Problem requirements
What is the number of lines in these records that hold the word "Voyage"? Reply with that number alone.

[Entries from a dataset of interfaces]
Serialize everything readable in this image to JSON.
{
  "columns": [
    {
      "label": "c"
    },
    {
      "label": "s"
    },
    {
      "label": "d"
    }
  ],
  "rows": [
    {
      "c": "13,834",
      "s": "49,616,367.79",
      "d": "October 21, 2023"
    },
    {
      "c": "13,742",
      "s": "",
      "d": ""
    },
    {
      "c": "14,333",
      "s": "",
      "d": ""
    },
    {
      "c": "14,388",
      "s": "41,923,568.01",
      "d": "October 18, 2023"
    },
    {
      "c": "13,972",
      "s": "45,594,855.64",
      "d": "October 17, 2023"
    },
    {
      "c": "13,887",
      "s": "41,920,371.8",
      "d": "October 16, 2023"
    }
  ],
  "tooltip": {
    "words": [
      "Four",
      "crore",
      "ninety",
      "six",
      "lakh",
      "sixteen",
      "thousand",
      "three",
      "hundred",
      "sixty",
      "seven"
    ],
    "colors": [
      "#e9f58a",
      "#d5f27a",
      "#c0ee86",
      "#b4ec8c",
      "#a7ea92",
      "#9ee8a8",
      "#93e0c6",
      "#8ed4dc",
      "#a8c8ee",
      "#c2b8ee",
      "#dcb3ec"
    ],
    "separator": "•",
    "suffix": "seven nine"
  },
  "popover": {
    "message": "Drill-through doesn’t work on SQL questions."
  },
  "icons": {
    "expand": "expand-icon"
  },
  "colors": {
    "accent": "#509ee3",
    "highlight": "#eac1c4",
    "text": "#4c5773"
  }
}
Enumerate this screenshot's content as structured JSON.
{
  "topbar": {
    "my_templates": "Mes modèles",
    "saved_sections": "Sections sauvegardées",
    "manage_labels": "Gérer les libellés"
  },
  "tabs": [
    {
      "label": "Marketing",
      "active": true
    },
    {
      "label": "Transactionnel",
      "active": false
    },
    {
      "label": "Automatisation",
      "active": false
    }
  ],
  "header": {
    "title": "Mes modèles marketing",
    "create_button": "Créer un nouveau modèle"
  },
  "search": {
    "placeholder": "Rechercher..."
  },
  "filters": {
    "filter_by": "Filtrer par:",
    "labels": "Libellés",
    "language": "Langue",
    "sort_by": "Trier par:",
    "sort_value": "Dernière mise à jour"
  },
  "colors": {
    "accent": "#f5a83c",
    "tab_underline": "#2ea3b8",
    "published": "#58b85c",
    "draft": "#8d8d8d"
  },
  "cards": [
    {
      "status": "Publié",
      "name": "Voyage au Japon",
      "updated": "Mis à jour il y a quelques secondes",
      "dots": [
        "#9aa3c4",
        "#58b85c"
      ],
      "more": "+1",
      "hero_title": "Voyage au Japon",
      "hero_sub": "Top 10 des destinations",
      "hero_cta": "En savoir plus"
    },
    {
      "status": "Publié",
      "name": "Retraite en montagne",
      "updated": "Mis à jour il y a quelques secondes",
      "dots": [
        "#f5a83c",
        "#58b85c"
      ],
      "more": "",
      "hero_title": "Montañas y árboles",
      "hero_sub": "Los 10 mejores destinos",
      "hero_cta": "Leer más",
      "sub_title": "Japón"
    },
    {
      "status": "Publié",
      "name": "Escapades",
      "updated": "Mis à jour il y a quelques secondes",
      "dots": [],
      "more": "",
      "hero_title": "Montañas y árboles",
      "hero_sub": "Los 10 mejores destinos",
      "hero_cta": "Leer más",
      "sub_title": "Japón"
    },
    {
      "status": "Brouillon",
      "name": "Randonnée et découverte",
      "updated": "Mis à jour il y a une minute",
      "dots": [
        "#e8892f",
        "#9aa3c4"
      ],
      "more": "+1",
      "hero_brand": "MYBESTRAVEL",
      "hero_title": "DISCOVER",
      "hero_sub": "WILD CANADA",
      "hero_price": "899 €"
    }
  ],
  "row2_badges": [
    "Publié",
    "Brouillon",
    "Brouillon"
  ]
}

Problem solution
2